Fundamentalism in the UK

Here in the UK, we’re often inclined to think that Christian Fundamentalism is something which happens in the US, whereas the Church in this country is all tea and cake with the woolly-minded but good natured vicar. That stereotype is not without foundation, but the attitudes of many Christians in this country are changing.

While the UK has an established religion, the Church of England, an attitude of tolerance has been prevalent for some time and even the now abolished blasphemy law has not been used since 1925. The taboo among most people in Britain seems to be to express any strong opinions on religion one way of the other. Lately however, I think opinions are polarising.

I recently spotted this Channel 4, Dispatches documentary on Christian Fundamentalism in the UK via The T.R.A.S.H. BIN website. The programme can be found in several sections on the T.R.A.S.H. website. It makes quite alarming viewing. For the most part, the interviewer allows the people he’s recording to speak for themselves and they do so eagerly. Only when he questions their motives and beliefs more deeply do they start to stammer, turn off their microphones or ask that the camera be stopped.

I’m sure the moderate, reasonable UK Christians I tend to meet will protest that they don’t think like this and that these bigots and that anyone so full of hatred has totally misunderstood the Bible. But the fundamentalists would probably claim the opposite.

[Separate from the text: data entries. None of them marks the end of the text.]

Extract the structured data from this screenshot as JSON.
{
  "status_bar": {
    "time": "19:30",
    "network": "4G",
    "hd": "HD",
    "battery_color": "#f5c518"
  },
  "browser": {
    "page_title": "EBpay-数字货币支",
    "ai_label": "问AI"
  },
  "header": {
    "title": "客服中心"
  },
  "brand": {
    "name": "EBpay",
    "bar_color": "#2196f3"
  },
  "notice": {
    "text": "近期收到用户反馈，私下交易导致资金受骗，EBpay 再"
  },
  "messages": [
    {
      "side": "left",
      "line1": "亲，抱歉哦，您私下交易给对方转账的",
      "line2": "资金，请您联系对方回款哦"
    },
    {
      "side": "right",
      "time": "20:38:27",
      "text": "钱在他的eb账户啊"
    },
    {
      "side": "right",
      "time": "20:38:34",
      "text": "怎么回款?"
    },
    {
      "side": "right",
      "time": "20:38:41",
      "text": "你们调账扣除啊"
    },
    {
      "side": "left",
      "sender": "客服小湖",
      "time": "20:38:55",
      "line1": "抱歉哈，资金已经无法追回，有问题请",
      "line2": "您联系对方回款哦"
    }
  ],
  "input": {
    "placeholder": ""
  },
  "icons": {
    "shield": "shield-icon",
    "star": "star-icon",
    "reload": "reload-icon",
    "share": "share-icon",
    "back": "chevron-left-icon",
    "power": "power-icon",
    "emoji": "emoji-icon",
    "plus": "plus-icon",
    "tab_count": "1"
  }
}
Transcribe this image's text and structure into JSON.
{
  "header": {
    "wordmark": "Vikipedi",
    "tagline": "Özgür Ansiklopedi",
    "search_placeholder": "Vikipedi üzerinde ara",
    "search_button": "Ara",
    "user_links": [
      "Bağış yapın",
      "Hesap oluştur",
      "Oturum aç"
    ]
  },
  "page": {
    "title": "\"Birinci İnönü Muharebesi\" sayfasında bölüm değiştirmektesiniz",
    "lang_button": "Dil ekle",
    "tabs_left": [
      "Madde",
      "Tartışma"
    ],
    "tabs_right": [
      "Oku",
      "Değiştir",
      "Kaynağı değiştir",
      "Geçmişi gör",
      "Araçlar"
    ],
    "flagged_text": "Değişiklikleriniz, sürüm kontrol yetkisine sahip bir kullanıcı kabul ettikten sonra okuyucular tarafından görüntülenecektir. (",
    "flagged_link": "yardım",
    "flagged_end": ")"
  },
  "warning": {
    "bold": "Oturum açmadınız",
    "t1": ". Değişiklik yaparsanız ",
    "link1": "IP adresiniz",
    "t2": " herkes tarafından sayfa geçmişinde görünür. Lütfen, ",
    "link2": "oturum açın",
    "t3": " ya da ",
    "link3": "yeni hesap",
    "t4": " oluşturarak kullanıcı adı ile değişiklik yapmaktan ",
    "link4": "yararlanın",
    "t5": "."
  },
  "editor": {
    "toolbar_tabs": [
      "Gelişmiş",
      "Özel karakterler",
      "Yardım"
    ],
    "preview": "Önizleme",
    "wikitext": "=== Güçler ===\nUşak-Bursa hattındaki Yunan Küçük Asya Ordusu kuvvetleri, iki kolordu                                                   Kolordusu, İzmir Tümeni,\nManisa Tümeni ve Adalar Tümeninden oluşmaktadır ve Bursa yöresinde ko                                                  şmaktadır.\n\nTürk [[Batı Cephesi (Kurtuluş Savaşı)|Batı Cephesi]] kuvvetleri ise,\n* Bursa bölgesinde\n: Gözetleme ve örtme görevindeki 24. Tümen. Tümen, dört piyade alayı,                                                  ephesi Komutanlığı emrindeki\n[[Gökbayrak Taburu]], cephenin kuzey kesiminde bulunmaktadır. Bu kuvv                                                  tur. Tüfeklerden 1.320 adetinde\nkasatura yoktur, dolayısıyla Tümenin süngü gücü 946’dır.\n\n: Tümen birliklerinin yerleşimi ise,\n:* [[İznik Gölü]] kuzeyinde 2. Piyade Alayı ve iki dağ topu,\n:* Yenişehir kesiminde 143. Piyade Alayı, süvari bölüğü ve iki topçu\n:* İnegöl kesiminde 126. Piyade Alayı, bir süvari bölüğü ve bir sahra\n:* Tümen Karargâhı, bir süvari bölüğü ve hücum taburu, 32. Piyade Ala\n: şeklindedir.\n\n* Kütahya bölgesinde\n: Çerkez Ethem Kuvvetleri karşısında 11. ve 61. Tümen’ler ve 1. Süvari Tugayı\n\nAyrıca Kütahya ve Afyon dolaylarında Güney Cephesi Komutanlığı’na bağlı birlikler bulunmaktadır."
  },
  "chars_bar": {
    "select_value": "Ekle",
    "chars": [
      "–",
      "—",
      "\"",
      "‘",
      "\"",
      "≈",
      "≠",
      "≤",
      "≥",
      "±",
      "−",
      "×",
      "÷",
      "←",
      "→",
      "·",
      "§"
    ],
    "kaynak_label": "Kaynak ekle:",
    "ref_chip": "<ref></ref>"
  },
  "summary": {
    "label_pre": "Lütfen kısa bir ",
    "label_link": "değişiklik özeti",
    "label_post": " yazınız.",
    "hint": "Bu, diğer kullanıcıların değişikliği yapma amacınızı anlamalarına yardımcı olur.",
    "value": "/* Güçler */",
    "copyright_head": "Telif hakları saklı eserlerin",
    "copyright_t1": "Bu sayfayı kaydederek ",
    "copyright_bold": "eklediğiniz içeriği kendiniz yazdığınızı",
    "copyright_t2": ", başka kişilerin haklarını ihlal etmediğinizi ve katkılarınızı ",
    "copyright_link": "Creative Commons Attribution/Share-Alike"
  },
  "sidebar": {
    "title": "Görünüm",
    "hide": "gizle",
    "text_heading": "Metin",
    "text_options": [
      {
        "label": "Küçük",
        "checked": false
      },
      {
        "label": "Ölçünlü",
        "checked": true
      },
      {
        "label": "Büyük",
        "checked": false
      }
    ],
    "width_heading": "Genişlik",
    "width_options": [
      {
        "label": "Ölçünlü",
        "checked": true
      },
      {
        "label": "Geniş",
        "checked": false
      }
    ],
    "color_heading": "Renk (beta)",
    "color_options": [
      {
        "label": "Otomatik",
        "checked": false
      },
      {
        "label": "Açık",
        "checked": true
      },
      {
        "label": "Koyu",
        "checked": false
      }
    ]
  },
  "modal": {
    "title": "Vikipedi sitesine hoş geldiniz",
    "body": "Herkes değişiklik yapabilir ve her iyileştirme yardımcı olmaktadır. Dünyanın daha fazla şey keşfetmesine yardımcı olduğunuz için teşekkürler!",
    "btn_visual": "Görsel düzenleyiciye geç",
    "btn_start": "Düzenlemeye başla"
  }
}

From a humanistic perspective it’s easy to choose between these two outlooks. I’d rather have Rowan Williams living next door to me than any of the Christians featured. A moderate and tolerant society is obviously better for everyone to live in. However, if you limit yourself to theological and Biblical reasoning it’s hard to give any good reasons to choose one attitude over the other. The Bible contains plenty of hatred and intolerance which is less often quoted than “Love your neighbour as yourself”. Take for example, what Deutronomy 13 (KJV) has to say about prophets who suggest worshipping other gods:

And that prophet, or that dreamer of dreams, shall be put to death;

Before you cry “context”, please read the rest of the chapter.

So I can see where the Fundamentalists get their inspiration and their Biblical beliefs should serve as an example of why the Bible is not much use as a moral guide. No more so than any other anachronistic work of fiction, anyway.